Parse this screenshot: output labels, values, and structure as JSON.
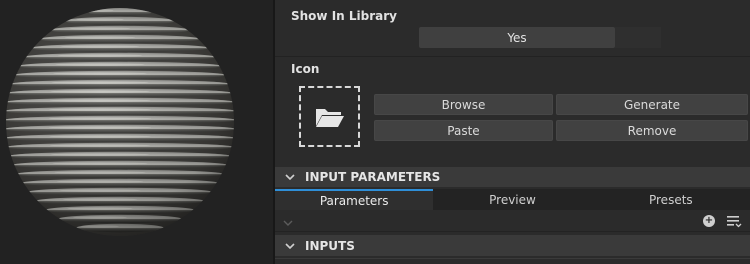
{
  "library": {
    "label": "Show In Library",
    "value": "Yes"
  },
  "icon": {
    "label": "Icon",
    "slot_icon": "folder-open-icon",
    "buttons": {
      "browse": "Browse",
      "generate": "Generate",
      "paste": "Paste",
      "remove": "Remove"
    }
  },
  "input_parameters": {
    "title": "INPUT PARAMETERS",
    "tabs": [
      {
        "label": "Parameters",
        "active": true
      },
      {
        "label": "Preview",
        "active": false
      },
      {
        "label": "Presets",
        "active": false
      }
    ]
  },
  "inputs": {
    "title": "INPUTS"
  },
  "colors": {
    "panel_bg": "#2b2b2b",
    "button_bg": "#414141",
    "tab_accent": "#2f8fd8"
  }
}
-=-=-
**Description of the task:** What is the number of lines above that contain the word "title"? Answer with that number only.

**Solution to the exercise:** 2